● **Work instructions**
Every line from the one holding "Decode this image" to the end of the entries should be repeated exactly, with the pictures left out.

Dataset records
+---+

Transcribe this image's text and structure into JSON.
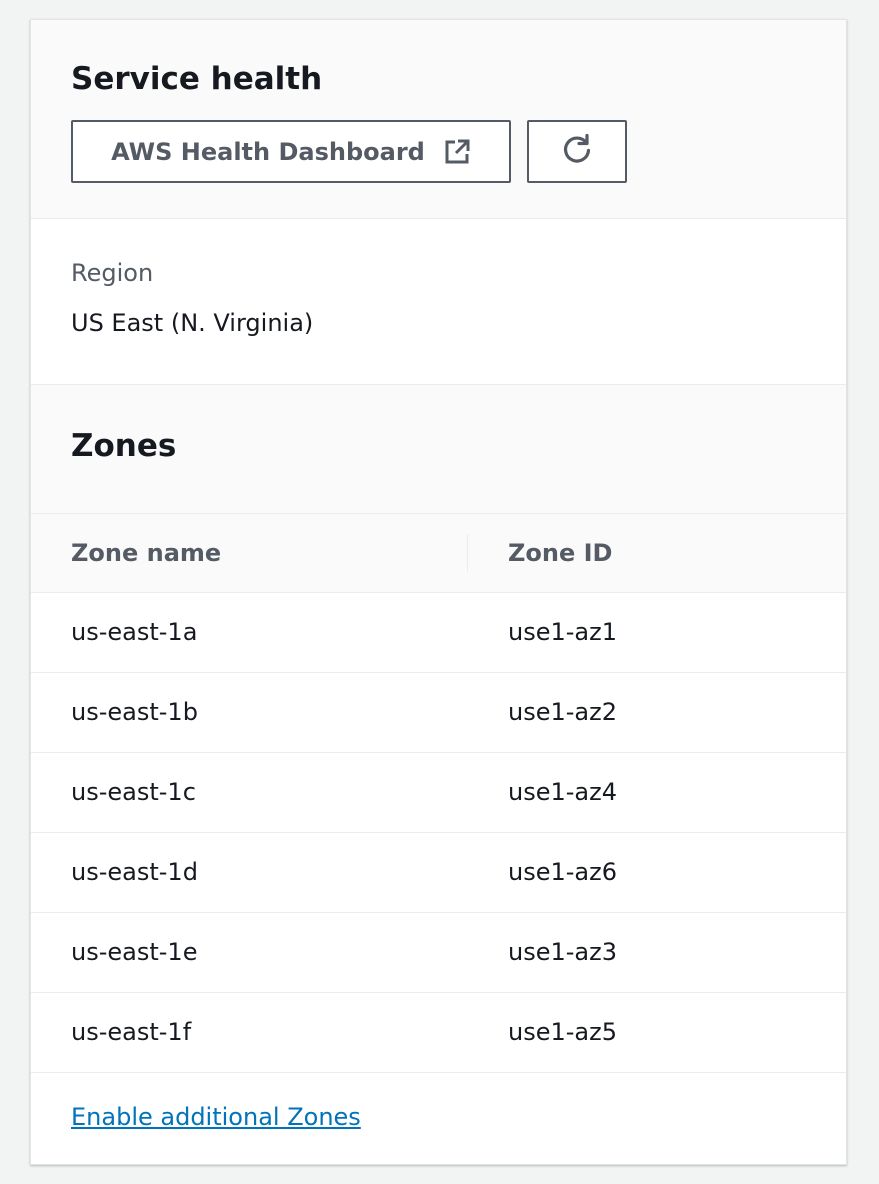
{
  "header": {
    "title": "Service health",
    "dashboard_button_label": "AWS Health Dashboard",
    "dashboard_button_icon": "external-link-icon",
    "refresh_button_icon": "refresh-icon"
  },
  "region": {
    "label": "Region",
    "value": "US East (N. Virginia)"
  },
  "zones": {
    "title": "Zones",
    "columns": [
      "Zone name",
      "Zone ID"
    ],
    "rows": [
      {
        "name": "us-east-1a",
        "id": "use1-az1"
      },
      {
        "name": "us-east-1b",
        "id": "use1-az2"
      },
      {
        "name": "us-east-1c",
        "id": "use1-az4"
      },
      {
        "name": "us-east-1d",
        "id": "use1-az6"
      },
      {
        "name": "us-east-1e",
        "id": "use1-az3"
      },
      {
        "name": "us-east-1f",
        "id": "use1-az5"
      }
    ]
  },
  "footer": {
    "link_label": "Enable additional Zones"
  },
  "colors": {
    "link": "#0073bb",
    "text": "#16191f",
    "muted": "#545b64",
    "background": "#f2f3f3"
  }
}
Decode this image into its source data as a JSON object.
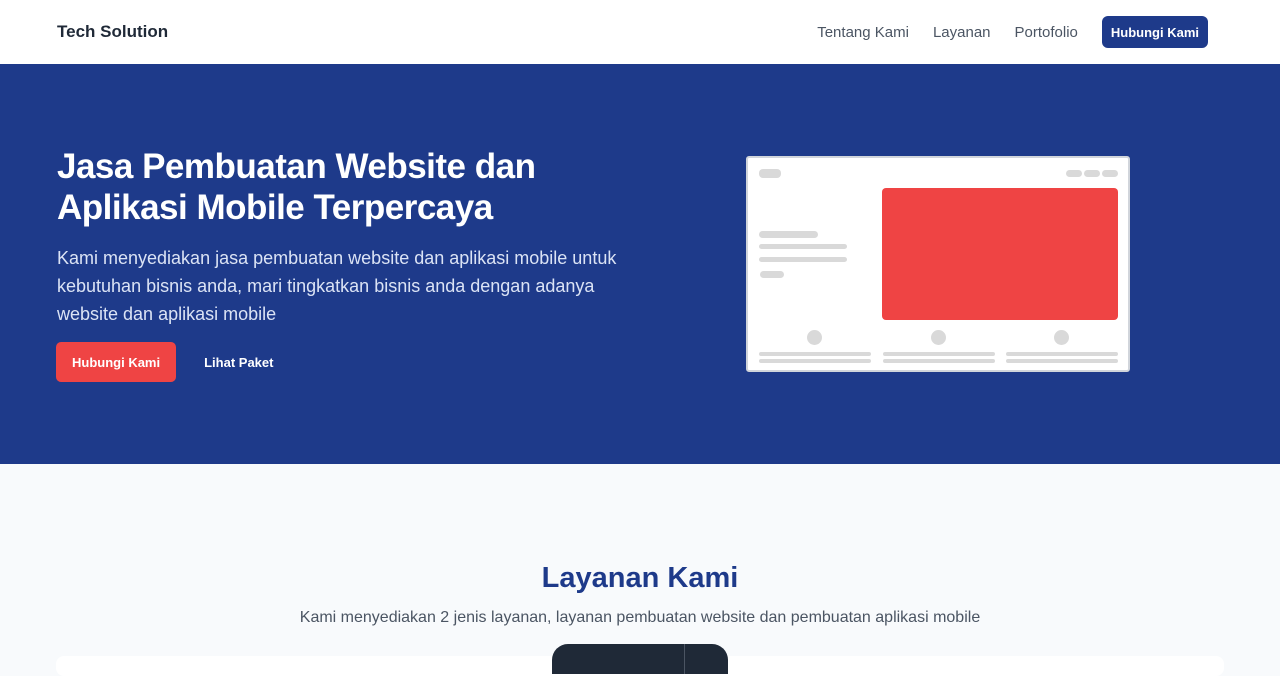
{
  "nav": {
    "brand": "Tech Solution",
    "links": [
      {
        "label": "Tentang Kami"
      },
      {
        "label": "Layanan"
      },
      {
        "label": "Portofolio"
      }
    ],
    "cta_label": "Hubungi Kami"
  },
  "hero": {
    "title": "Jasa Pembuatan Website dan Aplikasi Mobile Terpercaya",
    "description": "Kami menyediakan jasa pembuatan website dan aplikasi mobile untuk kebutuhan bisnis anda, mari tingkatkan bisnis anda dengan adanya website dan aplikasi mobile",
    "primary_button": "Hubungi Kami",
    "secondary_link": "Lihat Paket",
    "illustration_icon": "website-wireframe-illustration"
  },
  "services": {
    "title": "Layanan Kami",
    "description": "Kami menyediakan 2 jenis layanan, layanan pembuatan website dan pembuatan aplikasi mobile"
  },
  "colors": {
    "primary": "#1e3a8a",
    "accent": "#ef4444",
    "background": "#f8fafc"
  }
}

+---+

● **Answer space**
Decode this image into its source data as a JSON object.
{
  "nav": {
    "brand": "Tech Solution",
    "links": [
      {
        "label": "Tentang Kami"
      },
      {
        "label": "Layanan"
      },
      {
        "label": "Portofolio"
      }
    ],
    "cta_label": "Hubungi Kami"
  },
  "hero": {
    "title": "Jasa Pembuatan Website dan Aplikasi Mobile Terpercaya",
    "description": "Kami menyediakan jasa pembuatan website dan aplikasi mobile untuk kebutuhan bisnis anda, mari tingkatkan bisnis anda dengan adanya website dan aplikasi mobile",
    "primary_button": "Hubungi Kami",
    "secondary_link": "Lihat Paket",
    "illustration_icon": "website-wireframe-illustration"
  },
  "services": {
    "title": "Layanan Kami",
    "description": "Kami menyediakan 2 jenis layanan, layanan pembuatan website dan pembuatan aplikasi mobile"
  },
  "colors": {
    "primary": "#1e3a8a",
    "accent": "#ef4444",
    "background": "#f8fafc"
  }
}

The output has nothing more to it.